WHAT THIS TASK INVOLVES » Copy every record below exactly as it stands.

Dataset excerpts
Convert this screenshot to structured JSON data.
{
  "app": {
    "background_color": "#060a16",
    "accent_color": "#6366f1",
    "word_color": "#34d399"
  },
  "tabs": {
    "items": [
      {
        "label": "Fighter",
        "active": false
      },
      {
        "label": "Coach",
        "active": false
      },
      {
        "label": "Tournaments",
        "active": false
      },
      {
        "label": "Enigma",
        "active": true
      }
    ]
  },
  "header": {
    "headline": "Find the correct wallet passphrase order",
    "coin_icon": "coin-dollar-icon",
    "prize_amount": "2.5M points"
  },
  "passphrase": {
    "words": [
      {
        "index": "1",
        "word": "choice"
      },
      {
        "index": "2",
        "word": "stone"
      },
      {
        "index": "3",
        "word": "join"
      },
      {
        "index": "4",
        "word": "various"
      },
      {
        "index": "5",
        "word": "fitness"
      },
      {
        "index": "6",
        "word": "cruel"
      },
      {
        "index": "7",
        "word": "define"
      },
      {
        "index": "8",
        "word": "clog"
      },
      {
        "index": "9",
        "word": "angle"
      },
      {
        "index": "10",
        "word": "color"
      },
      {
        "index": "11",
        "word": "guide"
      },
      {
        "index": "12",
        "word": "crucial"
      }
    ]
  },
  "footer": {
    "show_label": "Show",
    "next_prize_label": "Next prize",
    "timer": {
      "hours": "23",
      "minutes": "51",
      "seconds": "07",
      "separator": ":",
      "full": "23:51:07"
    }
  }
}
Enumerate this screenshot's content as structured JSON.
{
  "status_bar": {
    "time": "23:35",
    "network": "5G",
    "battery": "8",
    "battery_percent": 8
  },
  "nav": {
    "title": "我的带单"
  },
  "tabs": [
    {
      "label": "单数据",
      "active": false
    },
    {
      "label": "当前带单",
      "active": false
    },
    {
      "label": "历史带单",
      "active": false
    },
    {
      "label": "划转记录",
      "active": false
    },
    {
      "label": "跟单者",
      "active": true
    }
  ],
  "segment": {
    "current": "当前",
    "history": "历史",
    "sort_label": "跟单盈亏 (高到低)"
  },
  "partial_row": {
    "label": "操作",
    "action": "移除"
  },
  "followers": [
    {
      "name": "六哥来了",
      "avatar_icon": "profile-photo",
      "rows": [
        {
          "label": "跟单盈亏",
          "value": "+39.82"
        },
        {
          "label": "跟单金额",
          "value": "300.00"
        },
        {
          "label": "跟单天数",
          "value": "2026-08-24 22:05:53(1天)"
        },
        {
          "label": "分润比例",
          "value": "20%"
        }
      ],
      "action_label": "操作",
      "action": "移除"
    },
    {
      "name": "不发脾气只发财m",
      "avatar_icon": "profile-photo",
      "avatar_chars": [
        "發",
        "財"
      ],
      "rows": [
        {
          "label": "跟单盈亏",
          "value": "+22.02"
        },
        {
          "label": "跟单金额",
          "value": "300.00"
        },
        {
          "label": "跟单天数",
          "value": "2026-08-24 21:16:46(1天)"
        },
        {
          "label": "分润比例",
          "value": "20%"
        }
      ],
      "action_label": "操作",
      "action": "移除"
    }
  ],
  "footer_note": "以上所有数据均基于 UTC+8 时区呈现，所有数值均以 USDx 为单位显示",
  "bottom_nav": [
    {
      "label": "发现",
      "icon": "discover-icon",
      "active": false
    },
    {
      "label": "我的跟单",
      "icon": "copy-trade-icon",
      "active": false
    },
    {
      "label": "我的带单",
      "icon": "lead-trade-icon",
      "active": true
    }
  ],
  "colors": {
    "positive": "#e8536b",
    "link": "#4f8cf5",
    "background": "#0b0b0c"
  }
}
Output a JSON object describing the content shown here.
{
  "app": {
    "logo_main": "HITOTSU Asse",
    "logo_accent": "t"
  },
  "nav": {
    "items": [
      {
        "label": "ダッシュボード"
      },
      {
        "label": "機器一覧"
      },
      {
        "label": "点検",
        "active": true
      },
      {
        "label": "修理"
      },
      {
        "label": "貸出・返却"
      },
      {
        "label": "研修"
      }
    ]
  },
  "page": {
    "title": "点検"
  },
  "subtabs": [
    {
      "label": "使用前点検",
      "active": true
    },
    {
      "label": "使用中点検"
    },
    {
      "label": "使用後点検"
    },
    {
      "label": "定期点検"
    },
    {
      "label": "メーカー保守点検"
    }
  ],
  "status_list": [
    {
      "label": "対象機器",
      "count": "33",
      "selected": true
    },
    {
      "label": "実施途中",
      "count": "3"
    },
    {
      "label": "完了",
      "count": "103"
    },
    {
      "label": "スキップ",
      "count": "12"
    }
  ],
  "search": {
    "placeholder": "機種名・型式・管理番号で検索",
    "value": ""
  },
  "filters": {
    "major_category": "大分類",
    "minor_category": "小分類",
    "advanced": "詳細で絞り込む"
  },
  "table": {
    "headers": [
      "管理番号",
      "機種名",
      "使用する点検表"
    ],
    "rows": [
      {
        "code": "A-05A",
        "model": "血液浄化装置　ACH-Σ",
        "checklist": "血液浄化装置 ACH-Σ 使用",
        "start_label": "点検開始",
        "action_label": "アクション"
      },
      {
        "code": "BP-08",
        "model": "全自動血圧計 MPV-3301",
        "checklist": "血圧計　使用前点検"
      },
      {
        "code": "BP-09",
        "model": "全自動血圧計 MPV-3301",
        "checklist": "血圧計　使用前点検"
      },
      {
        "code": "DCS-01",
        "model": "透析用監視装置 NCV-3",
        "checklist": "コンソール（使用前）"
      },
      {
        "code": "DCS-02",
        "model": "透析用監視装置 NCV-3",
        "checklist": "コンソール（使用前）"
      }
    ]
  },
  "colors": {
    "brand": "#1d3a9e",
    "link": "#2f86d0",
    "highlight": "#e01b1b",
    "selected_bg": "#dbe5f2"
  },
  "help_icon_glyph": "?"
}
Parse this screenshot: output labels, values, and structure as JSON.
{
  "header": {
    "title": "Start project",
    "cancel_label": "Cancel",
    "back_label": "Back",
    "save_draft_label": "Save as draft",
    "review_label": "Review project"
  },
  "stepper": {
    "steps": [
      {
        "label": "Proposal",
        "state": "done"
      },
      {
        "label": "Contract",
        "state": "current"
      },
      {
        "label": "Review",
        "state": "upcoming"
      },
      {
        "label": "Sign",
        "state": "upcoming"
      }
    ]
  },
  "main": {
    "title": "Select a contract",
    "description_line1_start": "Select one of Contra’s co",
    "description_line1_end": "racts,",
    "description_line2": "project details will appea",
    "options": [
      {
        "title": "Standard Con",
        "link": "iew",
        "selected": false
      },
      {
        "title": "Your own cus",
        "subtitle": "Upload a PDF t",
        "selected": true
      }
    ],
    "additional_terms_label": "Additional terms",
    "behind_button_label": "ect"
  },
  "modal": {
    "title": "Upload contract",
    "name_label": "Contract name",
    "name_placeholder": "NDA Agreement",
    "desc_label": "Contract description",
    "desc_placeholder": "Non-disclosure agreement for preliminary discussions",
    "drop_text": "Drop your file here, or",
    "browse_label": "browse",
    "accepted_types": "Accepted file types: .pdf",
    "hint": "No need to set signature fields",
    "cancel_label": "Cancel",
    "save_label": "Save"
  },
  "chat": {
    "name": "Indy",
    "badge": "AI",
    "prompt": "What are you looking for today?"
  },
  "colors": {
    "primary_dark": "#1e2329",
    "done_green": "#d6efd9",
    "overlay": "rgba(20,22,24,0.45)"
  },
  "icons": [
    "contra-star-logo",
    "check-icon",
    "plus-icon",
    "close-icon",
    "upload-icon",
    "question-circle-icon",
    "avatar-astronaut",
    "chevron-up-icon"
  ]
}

RESULT »
Convert this screenshot to structured JSON data.
{
  "app": {
    "background_color": "#060a16",
    "accent_color": "#6366f1",
    "word_color": "#34d399"
  },
  "tabs": {
    "items": [
      {
        "label": "Fighter",
        "active": false
      },
      {
        "label": "Coach",
        "active": false
      },
      {
        "label": "Tournaments",
        "active": false
      },
      {
        "label": "Enigma",
        "active": true
      }
    ]
  },
  "header": {
    "headline": "Find the correct wallet passphrase order",
    "coin_icon": "coin-dollar-icon",
    "prize_amount": "2.5M points"
  },
  "passphrase": {
    "words": [
      {
        "index": "1",
        "word": "choice"
      },
      {
        "index": "2",
        "word": "stone"
      },
      {
        "index": "3",
        "word": "join"
      },
      {
        "index": "4",
        "word": "various"
      },
      {
        "index": "5",
        "word": "fitness"
      },
      {
        "index": "6",
        "word": "cruel"
      },
      {
        "index": "7",
        "word": "define"
      },
      {
        "index": "8",
        "word": "clog"
      },
      {
        "index": "9",
        "word": "angle"
      },
      {
        "index": "10",
        "word": "color"
      },
      {
        "index": "11",
        "word": "guide"
      },
      {
        "index": "12",
        "word": "crucial"
      }
    ]
  },
  "footer": {
    "show_label": "Show",
    "next_prize_label": "Next prize",
    "timer": {
      "hours": "23",
      "minutes": "51",
      "seconds": "07",
      "separator": ":",
      "full": "23:51:07"
    }
  }
}
Enumerate this screenshot's content as structured JSON.
{
  "status_bar": {
    "time": "23:35",
    "network": "5G",
    "battery": "8",
    "battery_percent": 8
  },
  "nav": {
    "title": "我的带单"
  },
  "tabs": [
    {
      "label": "单数据",
      "active": false
    },
    {
      "label": "当前带单",
      "active": false
    },
    {
      "label": "历史带单",
      "active": false
    },
    {
      "label": "划转记录",
      "active": false
    },
    {
      "label": "跟单者",
      "active": true
    }
  ],
  "segment": {
    "current": "当前",
    "history": "历史",
    "sort_label": "跟单盈亏 (高到低)"
  },
  "partial_row": {
    "label": "操作",
    "action": "移除"
  },
  "followers": [
    {
      "name": "六哥来了",
      "avatar_icon": "profile-photo",
      "rows": [
        {
          "label": "跟单盈亏",
          "value": "+39.82"
        },
        {
          "label": "跟单金额",
          "value": "300.00"
        },
        {
          "label": "跟单天数",
          "value": "2026-08-24 22:05:53(1天)"
        },
        {
          "label": "分润比例",
          "value": "20%"
        }
      ],
      "action_label": "操作",
      "action": "移除"
    },
    {
      "name": "不发脾气只发财m",
      "avatar_icon": "profile-photo",
      "avatar_chars": [
        "發",
        "財"
      ],
      "rows": [
        {
          "label": "跟单盈亏",
          "value": "+22.02"
        },
        {
          "label": "跟单金额",
          "value": "300.00"
        },
        {
          "label": "跟单天数",
          "value": "2026-08-24 21:16:46(1天)"
        },
        {
          "label": "分润比例",
          "value": "20%"
        }
      ],
      "action_label": "操作",
      "action": "移除"
    }
  ],
  "footer_note": "以上所有数据均基于 UTC+8 时区呈现，所有数值均以 USDx 为单位显示",
  "bottom_nav": [
    {
      "label": "发现",
      "icon": "discover-icon",
      "active": false
    },
    {
      "label": "我的跟单",
      "icon": "copy-trade-icon",
      "active": false
    },
    {
      "label": "我的带单",
      "icon": "lead-trade-icon",
      "active": true
    }
  ],
  "colors": {
    "positive": "#e8536b",
    "link": "#4f8cf5",
    "background": "#0b0b0c"
  }
}
Output a JSON object describing the content shown here.
{
  "app": {
    "logo_main": "HITOTSU Asse",
    "logo_accent": "t"
  },
  "nav": {
    "items": [
      {
        "label": "ダッシュボード"
      },
      {
        "label": "機器一覧"
      },
      {
        "label": "点検",
        "active": true
      },
      {
        "label": "修理"
      },
      {
        "label": "貸出・返却"
      },
      {
        "label": "研修"
      }
    ]
  },
  "page": {
    "title": "点検"
  },
  "subtabs": [
    {
      "label": "使用前点検",
      "active": true
    },
    {
      "label": "使用中点検"
    },
    {
      "label": "使用後点検"
    },
    {
      "label": "定期点検"
    },
    {
      "label": "メーカー保守点検"
    }
  ],
  "status_list": [
    {
      "label": "対象機器",
      "count": "33",
      "selected": true
    },
    {
      "label": "実施途中",
      "count": "3"
    },
    {
      "label": "完了",
      "count": "103"
    },
    {
      "label": "スキップ",
      "count": "12"
    }
  ],
  "search": {
    "placeholder": "機種名・型式・管理番号で検索",
    "value": ""
  },
  "filters": {
    "major_category": "大分類",
    "minor_category": "小分類",
    "advanced": "詳細で絞り込む"
  },
  "table": {
    "headers": [
      "管理番号",
      "機種名",
      "使用する点検表"
    ],
    "rows": [
      {
        "code": "A-05A",
        "model": "血液浄化装置　ACH-Σ",
        "checklist": "血液浄化装置 ACH-Σ 使用",
        "start_label": "点検開始",
        "action_label": "アクション"
      },
      {
        "code": "BP-08",
        "model": "全自動血圧計 MPV-3301",
        "checklist": "血圧計　使用前点検"
      },
      {
        "code": "BP-09",
        "model": "全自動血圧計 MPV-3301",
        "checklist": "血圧計　使用前点検"
      },
      {
        "code": "DCS-01",
        "model": "透析用監視装置 NCV-3",
        "checklist": "コンソール（使用前）"
      },
      {
        "code": "DCS-02",
        "model": "透析用監視装置 NCV-3",
        "checklist": "コンソール（使用前）"
      }
    ]
  },
  "colors": {
    "brand": "#1d3a9e",
    "link": "#2f86d0",
    "highlight": "#e01b1b",
    "selected_bg": "#dbe5f2"
  },
  "help_icon_glyph": "?"
}
Parse this screenshot: output labels, values, and structure as JSON.
{
  "header": {
    "title": "Start project",
    "cancel_label": "Cancel",
    "back_label": "Back",
    "save_draft_label": "Save as draft",
    "review_label": "Review project"
  },
  "stepper": {
    "steps": [
      {
        "label": "Proposal",
        "state": "done"
      },
      {
        "label": "Contract",
        "state": "current"
      },
      {
        "label": "Review",
        "state": "upcoming"
      },
      {
        "label": "Sign",
        "state": "upcoming"
      }
    ]
  },
  "main": {
    "title": "Select a contract",
    "description_line1_start": "Select one of Contra’s co",
    "description_line1_end": "racts,",
    "description_line2": "project details will appea",
    "options": [
      {
        "title": "Standard Con",
        "link": "iew",
        "selected": false
      },
      {
        "title": "Your own cus",
        "subtitle": "Upload a PDF t",
        "selected": true
      }
    ],
    "additional_terms_label": "Additional terms",
    "behind_button_label": "ect"
  },
  "modal": {
    "title": "Upload contract",
    "name_label": "Contract name",
    "name_placeholder": "NDA Agreement",
    "desc_label": "Contract description",
    "desc_placeholder": "Non-disclosure agreement for preliminary discussions",
    "drop_text": "Drop your file here, or",
    "browse_label": "browse",
    "accepted_types": "Accepted file types: .pdf",
    "hint": "No need to set signature fields",
    "cancel_label": "Cancel",
    "save_label": "Save"
  },
  "chat": {
    "name": "Indy",
    "badge": "AI",
    "prompt": "What are you looking for today?"
  },
  "colors": {
    "primary_dark": "#1e2329",
    "done_green": "#d6efd9",
    "overlay": "rgba(20,22,24,0.45)"
  },
  "icons": [
    "contra-star-logo",
    "check-icon",
    "plus-icon",
    "close-icon",
    "upload-icon",
    "question-circle-icon",
    "avatar-astronaut",
    "chevron-up-icon"
  ]
}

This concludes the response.